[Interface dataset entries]
========
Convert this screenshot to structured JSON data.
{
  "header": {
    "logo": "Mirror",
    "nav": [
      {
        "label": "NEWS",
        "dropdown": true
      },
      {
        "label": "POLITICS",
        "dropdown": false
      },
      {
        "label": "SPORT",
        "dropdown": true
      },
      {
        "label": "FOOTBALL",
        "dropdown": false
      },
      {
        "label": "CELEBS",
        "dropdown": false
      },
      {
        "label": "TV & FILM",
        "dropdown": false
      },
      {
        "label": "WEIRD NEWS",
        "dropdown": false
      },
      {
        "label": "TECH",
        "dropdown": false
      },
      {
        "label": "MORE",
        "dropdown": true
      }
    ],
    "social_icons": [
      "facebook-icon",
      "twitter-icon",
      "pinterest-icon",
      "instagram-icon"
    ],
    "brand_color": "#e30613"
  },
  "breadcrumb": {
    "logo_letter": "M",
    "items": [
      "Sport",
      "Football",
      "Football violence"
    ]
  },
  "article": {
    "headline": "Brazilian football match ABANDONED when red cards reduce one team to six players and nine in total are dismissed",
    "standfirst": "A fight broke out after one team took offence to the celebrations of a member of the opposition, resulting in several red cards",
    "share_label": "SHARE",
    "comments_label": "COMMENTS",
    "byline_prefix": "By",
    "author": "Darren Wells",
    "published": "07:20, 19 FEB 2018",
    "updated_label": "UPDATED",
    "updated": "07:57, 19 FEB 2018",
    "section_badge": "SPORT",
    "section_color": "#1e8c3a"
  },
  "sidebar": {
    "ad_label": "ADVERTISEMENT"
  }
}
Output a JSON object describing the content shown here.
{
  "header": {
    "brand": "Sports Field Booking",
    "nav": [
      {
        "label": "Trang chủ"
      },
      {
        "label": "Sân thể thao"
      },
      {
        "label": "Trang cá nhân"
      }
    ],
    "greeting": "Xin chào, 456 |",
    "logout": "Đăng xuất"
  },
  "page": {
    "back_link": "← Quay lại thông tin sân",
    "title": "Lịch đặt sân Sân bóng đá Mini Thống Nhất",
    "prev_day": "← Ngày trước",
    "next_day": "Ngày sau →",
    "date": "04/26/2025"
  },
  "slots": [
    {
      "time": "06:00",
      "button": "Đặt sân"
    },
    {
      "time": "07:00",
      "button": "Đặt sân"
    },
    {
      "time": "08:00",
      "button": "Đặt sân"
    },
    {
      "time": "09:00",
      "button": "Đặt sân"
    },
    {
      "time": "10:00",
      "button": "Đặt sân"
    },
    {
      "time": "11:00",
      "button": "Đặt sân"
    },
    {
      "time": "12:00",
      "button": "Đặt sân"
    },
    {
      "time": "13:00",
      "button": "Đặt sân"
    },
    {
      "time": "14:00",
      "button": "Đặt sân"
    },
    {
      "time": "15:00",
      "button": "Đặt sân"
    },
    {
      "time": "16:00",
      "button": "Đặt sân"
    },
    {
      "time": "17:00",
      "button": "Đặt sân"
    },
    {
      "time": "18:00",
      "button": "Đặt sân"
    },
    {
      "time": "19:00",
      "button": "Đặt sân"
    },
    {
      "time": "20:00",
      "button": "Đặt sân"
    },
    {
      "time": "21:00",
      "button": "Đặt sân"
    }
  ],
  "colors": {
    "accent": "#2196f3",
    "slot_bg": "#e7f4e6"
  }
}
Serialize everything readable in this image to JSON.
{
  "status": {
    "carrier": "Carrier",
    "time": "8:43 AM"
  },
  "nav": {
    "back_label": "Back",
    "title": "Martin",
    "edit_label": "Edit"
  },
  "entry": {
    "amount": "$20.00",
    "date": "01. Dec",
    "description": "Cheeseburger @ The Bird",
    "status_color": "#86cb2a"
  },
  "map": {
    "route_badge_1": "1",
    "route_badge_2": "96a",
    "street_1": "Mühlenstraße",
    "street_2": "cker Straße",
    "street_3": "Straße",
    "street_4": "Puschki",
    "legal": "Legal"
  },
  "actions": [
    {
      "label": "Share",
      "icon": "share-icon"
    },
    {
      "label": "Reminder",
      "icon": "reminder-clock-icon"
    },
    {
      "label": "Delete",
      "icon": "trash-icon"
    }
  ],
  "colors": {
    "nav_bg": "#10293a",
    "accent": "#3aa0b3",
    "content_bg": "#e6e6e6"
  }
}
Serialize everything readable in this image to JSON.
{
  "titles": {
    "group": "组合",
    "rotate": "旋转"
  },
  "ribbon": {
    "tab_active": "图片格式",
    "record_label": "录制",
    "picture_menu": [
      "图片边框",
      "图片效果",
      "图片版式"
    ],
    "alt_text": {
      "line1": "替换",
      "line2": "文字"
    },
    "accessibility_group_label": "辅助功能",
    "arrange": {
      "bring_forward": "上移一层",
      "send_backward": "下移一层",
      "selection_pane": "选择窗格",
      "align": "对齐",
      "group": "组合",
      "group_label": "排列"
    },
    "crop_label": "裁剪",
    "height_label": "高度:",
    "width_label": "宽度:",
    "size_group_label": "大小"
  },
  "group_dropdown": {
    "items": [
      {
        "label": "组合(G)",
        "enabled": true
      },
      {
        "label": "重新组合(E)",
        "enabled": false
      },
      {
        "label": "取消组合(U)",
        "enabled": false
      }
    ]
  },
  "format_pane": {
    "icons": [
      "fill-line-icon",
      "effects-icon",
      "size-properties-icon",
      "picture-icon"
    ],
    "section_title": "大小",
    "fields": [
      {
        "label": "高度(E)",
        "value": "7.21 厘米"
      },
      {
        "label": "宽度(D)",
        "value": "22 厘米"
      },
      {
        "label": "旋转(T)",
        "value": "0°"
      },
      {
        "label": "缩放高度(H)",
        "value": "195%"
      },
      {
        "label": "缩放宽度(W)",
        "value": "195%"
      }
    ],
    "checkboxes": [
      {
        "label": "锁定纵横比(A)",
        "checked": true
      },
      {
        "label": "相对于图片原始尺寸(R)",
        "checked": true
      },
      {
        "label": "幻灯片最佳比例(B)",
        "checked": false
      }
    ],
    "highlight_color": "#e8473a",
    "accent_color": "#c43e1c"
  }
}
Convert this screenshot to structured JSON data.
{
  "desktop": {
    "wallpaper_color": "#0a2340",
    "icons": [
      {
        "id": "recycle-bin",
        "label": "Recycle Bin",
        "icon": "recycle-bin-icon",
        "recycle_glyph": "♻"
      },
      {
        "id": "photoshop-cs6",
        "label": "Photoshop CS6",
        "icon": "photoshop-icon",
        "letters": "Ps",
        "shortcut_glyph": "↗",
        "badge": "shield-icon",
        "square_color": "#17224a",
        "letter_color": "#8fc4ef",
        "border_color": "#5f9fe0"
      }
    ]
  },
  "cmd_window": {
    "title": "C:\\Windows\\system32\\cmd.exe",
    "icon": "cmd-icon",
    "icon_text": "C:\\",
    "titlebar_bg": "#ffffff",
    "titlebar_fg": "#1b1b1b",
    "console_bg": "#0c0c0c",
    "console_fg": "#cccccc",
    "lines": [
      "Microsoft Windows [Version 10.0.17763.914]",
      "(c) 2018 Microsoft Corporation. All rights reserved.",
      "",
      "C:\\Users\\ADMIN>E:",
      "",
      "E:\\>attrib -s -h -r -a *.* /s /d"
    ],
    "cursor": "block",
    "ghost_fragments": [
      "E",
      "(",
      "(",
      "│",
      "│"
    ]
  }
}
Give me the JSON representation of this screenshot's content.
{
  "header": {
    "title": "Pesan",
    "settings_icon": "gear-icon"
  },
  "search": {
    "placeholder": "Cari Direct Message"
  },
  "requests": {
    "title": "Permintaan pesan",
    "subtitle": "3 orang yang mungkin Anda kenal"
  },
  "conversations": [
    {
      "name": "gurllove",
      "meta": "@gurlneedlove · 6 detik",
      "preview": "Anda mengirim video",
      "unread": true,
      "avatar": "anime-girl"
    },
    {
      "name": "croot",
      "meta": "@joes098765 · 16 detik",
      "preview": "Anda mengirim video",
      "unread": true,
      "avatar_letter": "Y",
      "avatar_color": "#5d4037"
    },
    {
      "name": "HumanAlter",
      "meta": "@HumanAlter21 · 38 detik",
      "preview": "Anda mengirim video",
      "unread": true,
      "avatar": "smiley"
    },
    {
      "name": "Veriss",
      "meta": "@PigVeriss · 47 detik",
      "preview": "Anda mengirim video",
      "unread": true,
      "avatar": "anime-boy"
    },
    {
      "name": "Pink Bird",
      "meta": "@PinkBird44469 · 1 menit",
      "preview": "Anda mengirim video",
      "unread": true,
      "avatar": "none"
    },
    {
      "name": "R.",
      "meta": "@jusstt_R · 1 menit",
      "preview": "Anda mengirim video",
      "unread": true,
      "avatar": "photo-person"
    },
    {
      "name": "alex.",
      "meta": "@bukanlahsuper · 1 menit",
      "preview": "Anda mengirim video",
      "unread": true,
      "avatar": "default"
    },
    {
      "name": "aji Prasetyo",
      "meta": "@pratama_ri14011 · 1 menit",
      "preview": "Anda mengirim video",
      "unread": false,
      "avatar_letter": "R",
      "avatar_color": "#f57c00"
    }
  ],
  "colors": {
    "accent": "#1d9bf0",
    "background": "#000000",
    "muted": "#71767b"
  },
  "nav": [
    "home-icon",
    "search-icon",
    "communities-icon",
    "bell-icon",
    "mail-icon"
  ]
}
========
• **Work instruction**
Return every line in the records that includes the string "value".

• **Response to the task**
        "value": "7.21 厘米"
        "value": "22 厘米"
        "value": "0°"
        "value": "195%"
        "value": "195%"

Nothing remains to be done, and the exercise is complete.